__What you need to do__:
Read through the records below and copy each line that uses the word "this".

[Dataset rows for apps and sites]
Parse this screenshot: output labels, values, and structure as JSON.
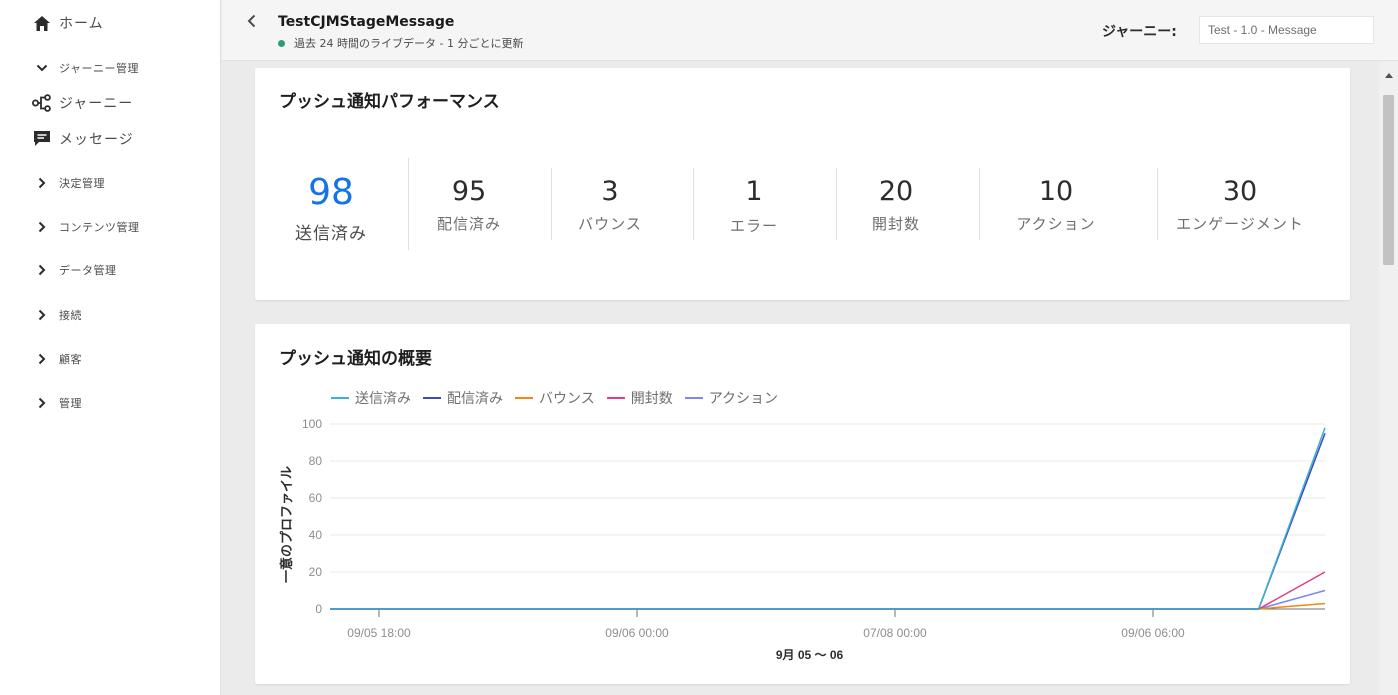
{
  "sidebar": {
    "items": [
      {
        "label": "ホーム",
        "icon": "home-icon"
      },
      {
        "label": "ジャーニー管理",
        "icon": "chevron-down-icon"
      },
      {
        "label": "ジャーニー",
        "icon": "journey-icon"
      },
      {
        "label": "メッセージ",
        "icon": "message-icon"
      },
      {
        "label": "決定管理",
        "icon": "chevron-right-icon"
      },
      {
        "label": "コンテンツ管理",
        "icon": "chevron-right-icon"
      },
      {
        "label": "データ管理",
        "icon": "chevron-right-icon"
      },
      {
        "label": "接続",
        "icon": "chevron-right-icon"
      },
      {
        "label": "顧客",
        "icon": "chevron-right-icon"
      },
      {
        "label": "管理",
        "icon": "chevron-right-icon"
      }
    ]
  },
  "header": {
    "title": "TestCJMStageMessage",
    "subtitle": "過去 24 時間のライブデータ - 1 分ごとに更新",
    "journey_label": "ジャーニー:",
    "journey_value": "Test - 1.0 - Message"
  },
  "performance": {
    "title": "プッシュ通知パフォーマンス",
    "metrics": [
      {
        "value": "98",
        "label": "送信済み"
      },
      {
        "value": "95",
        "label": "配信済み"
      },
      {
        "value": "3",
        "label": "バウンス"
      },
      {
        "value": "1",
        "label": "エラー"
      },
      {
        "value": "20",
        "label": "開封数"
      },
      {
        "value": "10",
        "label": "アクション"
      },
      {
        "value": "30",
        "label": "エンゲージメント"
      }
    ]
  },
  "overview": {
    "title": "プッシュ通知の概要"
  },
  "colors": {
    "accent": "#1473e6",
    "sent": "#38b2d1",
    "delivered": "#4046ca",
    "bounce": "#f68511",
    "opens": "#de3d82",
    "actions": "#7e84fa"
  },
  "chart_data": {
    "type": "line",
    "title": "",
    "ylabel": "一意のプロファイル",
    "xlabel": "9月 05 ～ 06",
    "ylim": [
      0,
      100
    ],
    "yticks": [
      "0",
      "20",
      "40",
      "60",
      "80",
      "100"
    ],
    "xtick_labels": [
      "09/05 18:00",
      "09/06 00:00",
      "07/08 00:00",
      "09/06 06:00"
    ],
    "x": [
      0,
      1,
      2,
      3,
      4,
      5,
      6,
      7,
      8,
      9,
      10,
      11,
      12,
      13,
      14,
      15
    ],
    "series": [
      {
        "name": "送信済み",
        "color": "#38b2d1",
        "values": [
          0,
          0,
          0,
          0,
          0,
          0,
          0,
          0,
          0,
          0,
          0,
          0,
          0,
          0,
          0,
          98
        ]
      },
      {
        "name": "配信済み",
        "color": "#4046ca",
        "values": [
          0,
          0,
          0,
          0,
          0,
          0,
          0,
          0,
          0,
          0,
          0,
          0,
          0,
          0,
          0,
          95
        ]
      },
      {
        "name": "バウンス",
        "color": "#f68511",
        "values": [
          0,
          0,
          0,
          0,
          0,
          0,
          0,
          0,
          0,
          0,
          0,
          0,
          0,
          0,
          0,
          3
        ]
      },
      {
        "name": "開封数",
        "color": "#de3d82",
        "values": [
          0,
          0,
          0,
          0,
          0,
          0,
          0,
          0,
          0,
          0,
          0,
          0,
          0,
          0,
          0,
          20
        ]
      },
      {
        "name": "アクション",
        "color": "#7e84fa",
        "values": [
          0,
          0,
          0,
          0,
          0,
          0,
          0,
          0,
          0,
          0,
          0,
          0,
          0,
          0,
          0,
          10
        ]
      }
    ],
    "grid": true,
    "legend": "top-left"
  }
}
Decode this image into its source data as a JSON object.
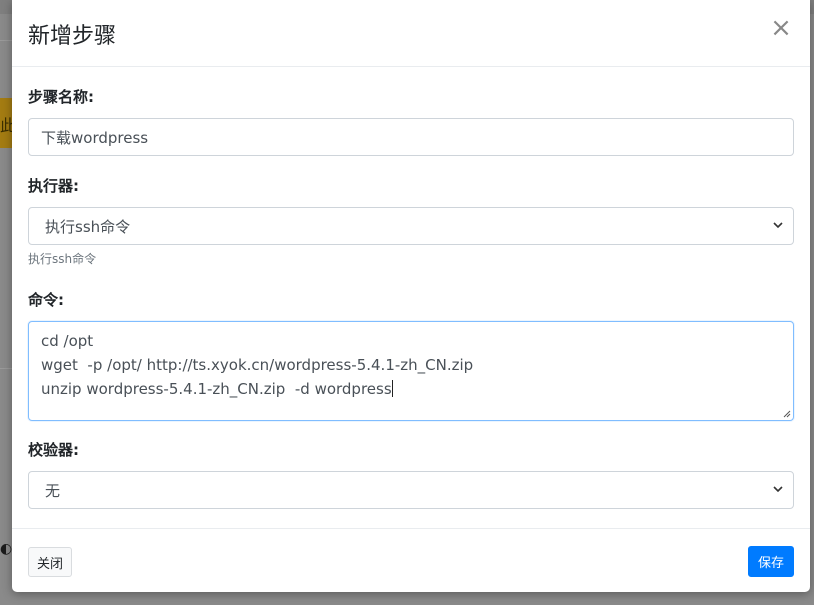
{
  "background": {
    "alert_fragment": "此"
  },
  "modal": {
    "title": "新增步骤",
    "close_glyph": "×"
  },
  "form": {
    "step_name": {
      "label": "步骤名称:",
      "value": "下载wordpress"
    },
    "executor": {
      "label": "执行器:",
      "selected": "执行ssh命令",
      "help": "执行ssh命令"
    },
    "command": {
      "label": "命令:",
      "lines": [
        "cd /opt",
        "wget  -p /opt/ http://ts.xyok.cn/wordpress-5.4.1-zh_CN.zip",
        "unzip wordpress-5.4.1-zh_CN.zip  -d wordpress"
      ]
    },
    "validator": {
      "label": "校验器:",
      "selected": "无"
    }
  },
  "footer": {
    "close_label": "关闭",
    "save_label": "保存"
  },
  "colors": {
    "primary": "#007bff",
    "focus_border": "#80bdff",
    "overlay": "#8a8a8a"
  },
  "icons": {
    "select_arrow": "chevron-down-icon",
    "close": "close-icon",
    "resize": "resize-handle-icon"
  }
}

__Exercise solution__:
Parse this screenshot: output labels, values, and structure as JSON.
Decode this image into its source data as a JSON object.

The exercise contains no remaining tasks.